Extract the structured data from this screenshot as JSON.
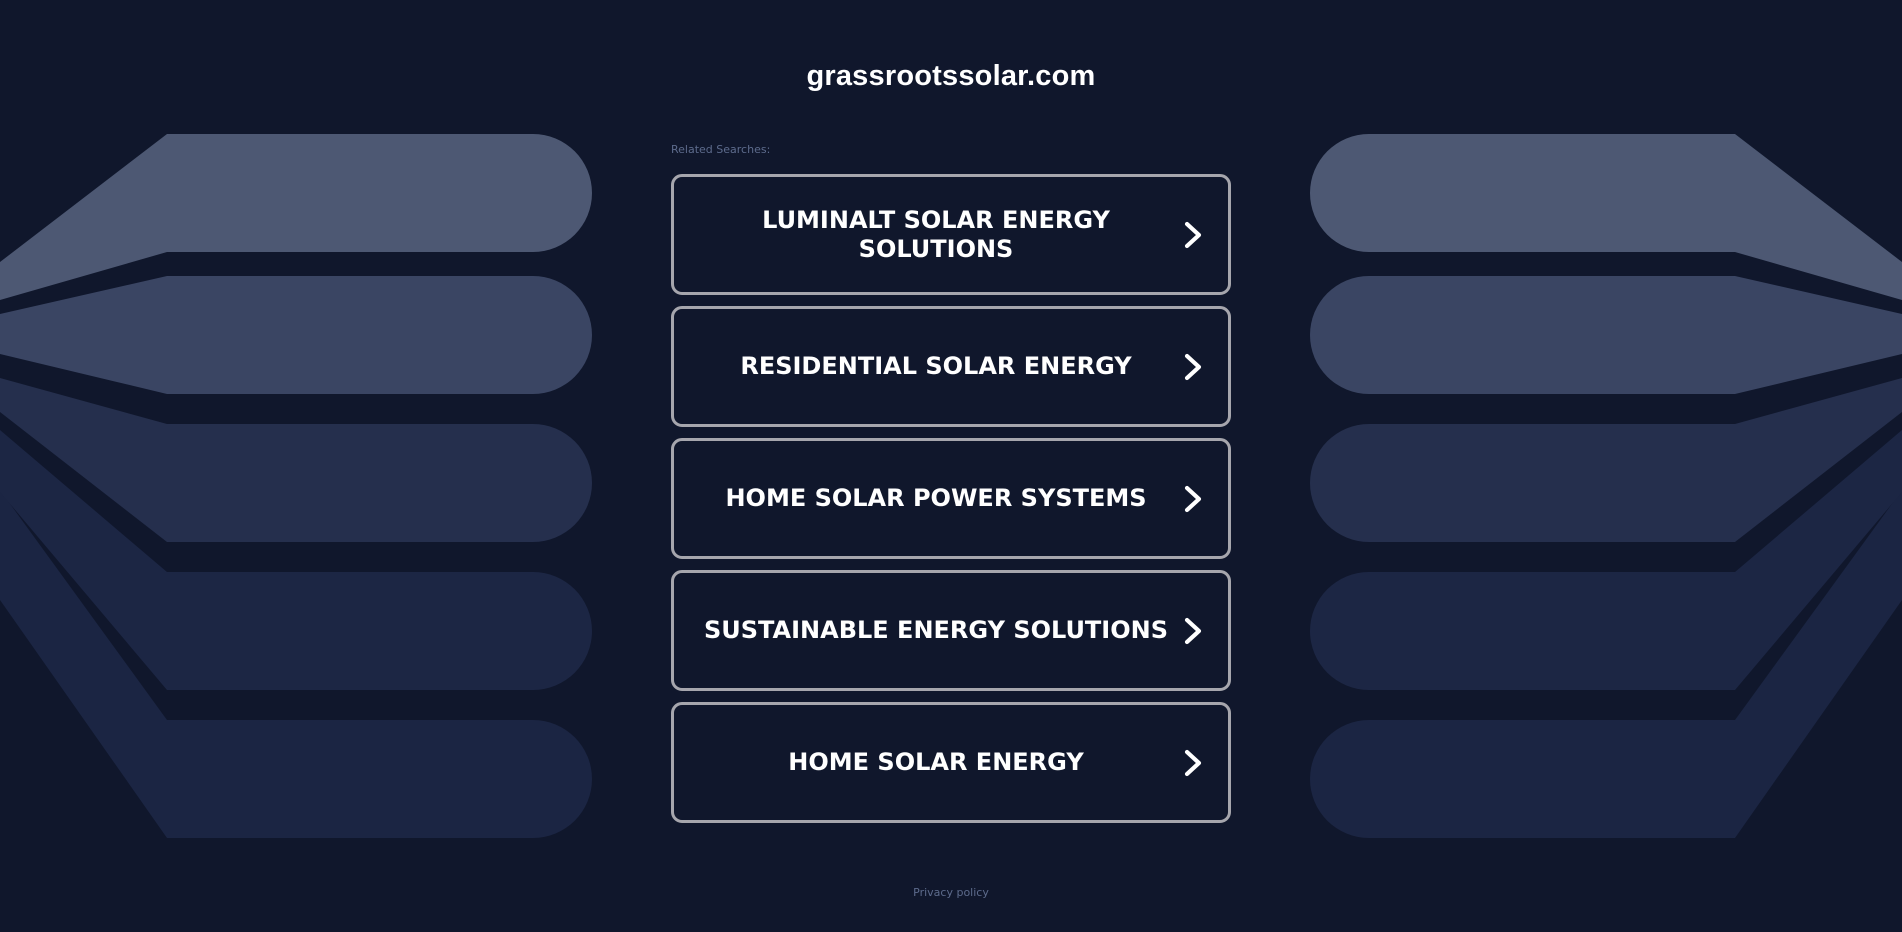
{
  "page": {
    "domain": "grassrootssolar.com",
    "related_label": "Related Searches:",
    "privacy_label": "Privacy policy"
  },
  "colors": {
    "background": "#10172c",
    "button_border": "#a6a6ad",
    "muted_text": "#5d6b8c",
    "band_1": "#4d5873",
    "band_2": "#3a4563",
    "band_3": "#252f4d",
    "band_4": "#1c2644",
    "band_5": "#1b2543"
  },
  "searches": [
    {
      "label": "LUMINALT SOLAR ENERGY SOLUTIONS"
    },
    {
      "label": "RESIDENTIAL SOLAR ENERGY"
    },
    {
      "label": "HOME SOLAR POWER SYSTEMS"
    },
    {
      "label": "SUSTAINABLE ENERGY SOLUTIONS"
    },
    {
      "label": "HOME SOLAR ENERGY"
    }
  ],
  "icons": {
    "search_item_arrow": "chevron-right-icon"
  }
}
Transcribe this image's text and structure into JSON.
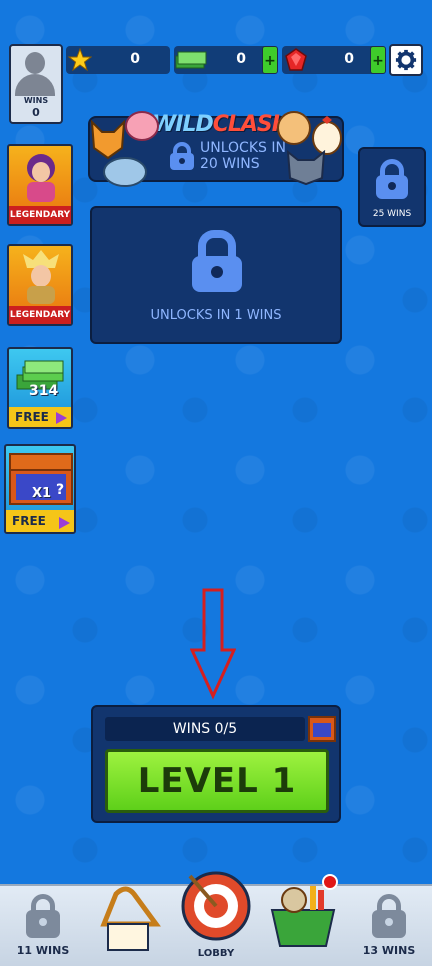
{
  "profile": {
    "wins_label": "WINS",
    "wins_value": "0"
  },
  "currencies": {
    "stars": "0",
    "cash": "0",
    "gems": "0",
    "plus": "+"
  },
  "side_offers": [
    {
      "badge": "LEGENDARY"
    },
    {
      "badge": "LEGENDARY"
    },
    {
      "amount": "314",
      "badge": "FREE"
    },
    {
      "amount": "X1",
      "badge": "FREE"
    }
  ],
  "event_banner": {
    "title_part1": "WILD",
    "title_part2": "CLASH",
    "unlock_text_line1": "UNLOCKS IN",
    "unlock_text_line2": "20 WINS"
  },
  "right_lock": {
    "label": "25 WINS"
  },
  "center_lock": {
    "label": "UNLOCKS IN 1 WINS"
  },
  "level_panel": {
    "wins_progress": "WINS 0/5",
    "level_button": "LEVEL 1"
  },
  "bottom_nav": {
    "left_locked": "11 WINS",
    "lobby": "LOBBY",
    "right_locked": "13 WINS"
  },
  "colors": {
    "background": "#1478df",
    "panel": "#12356e",
    "accent_green": "#5ed01a",
    "badge_red": "#cc1f1f",
    "badge_yellow": "#f5c518"
  }
}
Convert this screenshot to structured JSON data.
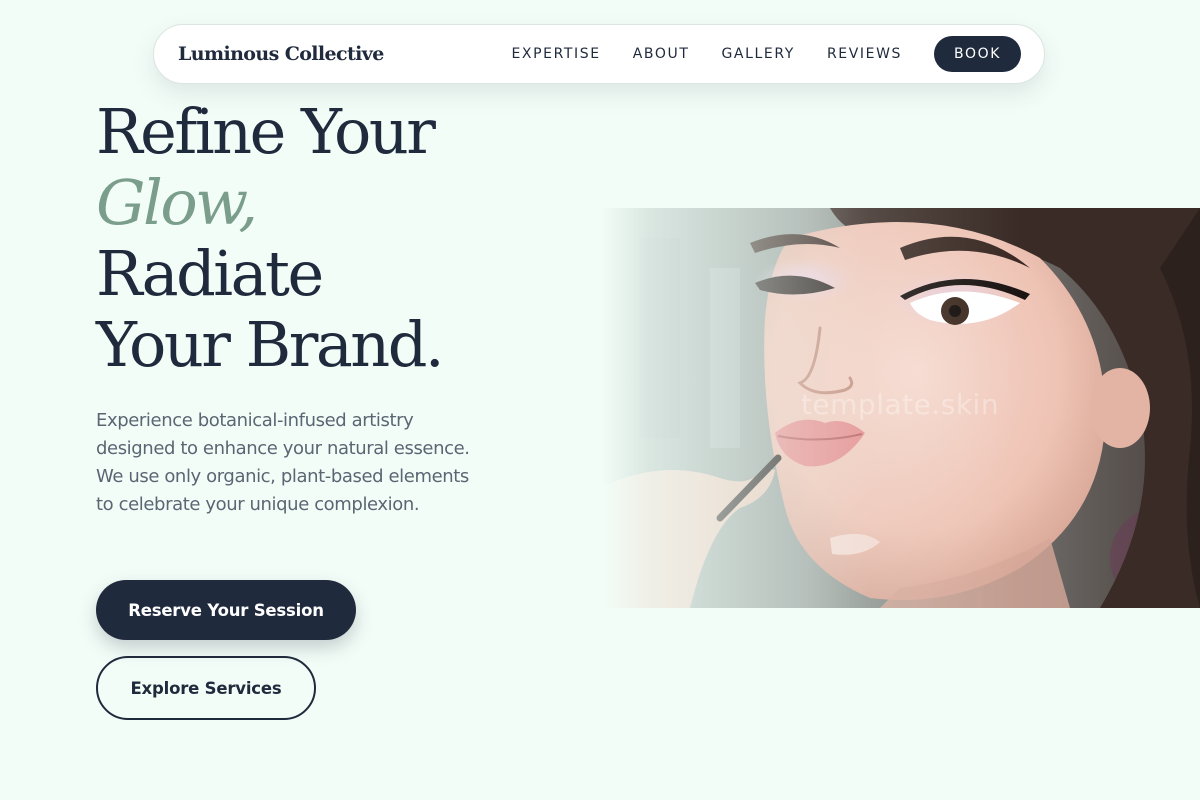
{
  "brand": {
    "name": "Luminous Collective"
  },
  "nav": {
    "links": [
      {
        "label": "EXPERTISE"
      },
      {
        "label": "ABOUT"
      },
      {
        "label": "GALLERY"
      },
      {
        "label": "REVIEWS"
      }
    ],
    "cta_label": "BOOK"
  },
  "hero": {
    "title_line_1": "Refine Your",
    "title_accent": "Glow,",
    "title_line_3": "Radiate",
    "title_line_4": "Your Brand.",
    "description": "Experience botanical-infused artistry designed to enhance your natural essence. We use only organic, plant-based elements to celebrate your unique complexion.",
    "primary_button": "Reserve Your Session",
    "secondary_button": "Explore Services"
  },
  "image": {
    "subject": "makeup-artist-applying-lipstick-photo",
    "watermark": "template.skin"
  },
  "colors": {
    "background": "#f3fdf8",
    "navy": "#1f2a3d",
    "accent_sage": "#7b9e8c",
    "body_text": "#5b6573"
  }
}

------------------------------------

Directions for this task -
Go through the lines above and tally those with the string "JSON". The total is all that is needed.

Response to the exercise -
3